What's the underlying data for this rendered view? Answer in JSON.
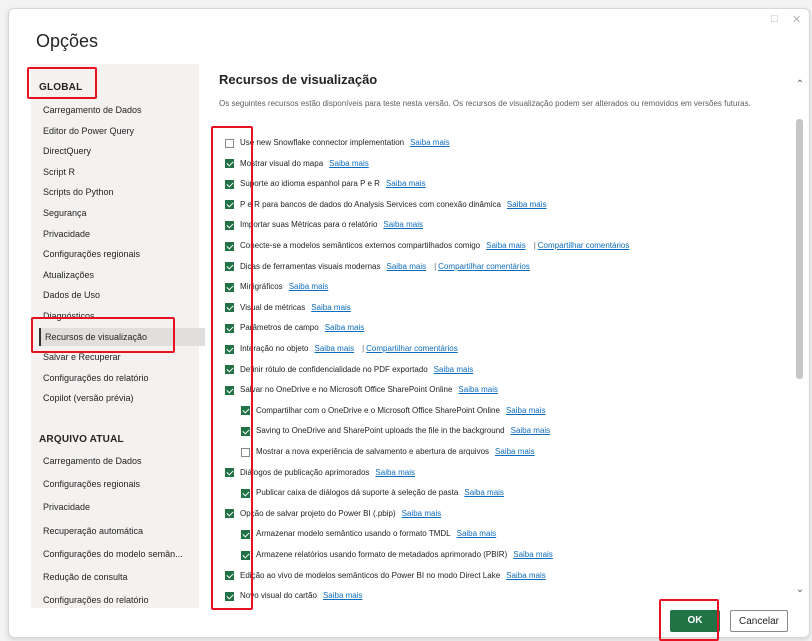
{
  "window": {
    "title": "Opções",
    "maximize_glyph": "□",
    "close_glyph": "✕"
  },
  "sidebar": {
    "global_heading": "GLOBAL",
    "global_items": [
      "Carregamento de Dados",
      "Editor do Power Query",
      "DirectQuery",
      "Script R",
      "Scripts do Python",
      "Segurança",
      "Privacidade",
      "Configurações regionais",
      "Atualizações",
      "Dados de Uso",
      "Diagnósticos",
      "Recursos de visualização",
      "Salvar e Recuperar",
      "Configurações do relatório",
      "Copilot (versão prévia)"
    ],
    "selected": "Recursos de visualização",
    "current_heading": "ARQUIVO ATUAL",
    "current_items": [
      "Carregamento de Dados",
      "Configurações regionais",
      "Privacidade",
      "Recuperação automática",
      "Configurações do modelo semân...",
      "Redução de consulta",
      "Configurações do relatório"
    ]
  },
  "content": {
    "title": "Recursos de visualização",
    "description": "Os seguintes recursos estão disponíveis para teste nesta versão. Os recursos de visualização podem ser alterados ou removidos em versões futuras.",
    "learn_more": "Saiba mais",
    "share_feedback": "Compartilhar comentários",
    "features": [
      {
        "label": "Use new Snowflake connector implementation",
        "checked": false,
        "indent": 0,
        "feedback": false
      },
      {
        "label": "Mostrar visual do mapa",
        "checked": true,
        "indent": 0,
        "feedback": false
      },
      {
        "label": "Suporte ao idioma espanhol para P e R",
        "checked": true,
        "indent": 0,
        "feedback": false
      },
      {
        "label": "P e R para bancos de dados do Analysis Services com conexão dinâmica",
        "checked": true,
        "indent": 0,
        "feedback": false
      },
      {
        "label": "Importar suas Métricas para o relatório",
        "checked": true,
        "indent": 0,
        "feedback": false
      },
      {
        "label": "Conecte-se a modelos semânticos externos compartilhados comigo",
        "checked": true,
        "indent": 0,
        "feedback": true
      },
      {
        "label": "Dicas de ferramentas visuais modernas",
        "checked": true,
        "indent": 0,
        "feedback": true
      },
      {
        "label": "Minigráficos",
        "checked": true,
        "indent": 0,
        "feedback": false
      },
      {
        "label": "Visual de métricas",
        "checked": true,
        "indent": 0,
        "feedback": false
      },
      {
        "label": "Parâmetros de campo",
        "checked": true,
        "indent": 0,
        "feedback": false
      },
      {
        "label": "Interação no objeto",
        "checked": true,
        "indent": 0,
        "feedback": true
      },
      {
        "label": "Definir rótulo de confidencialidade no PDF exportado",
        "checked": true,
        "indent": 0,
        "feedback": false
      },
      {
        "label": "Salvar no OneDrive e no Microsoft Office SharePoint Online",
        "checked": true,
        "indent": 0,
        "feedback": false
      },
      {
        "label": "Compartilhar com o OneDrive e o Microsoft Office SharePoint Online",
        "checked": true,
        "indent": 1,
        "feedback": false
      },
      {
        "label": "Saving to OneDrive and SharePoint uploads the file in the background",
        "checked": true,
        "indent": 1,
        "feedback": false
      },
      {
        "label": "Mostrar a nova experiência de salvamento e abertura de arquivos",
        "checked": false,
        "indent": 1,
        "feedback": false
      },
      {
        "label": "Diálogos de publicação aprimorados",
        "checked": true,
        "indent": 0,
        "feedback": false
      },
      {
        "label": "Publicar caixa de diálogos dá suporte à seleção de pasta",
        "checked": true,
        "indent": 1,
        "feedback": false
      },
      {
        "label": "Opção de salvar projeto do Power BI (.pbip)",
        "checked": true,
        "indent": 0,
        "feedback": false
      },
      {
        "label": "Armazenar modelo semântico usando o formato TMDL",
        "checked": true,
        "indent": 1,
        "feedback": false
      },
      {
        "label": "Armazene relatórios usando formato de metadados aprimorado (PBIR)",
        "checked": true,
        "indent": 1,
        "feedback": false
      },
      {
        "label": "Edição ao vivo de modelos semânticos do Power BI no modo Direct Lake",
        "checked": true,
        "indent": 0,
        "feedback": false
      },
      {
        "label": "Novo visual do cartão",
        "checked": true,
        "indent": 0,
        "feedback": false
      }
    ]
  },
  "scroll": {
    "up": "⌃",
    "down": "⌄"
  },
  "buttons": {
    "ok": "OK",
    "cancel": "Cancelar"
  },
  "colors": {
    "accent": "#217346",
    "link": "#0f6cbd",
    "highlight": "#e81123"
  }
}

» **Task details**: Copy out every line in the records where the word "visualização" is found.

» **Written response**:
      "Recursos de visualização",
    "selected": "Recursos de visualização",
    "title": "Recursos de visualização",
    "description": "Os seguintes recursos estão disponíveis para teste nesta versão. Os recursos de visualização podem ser alterados ou removidos em versões futuras.",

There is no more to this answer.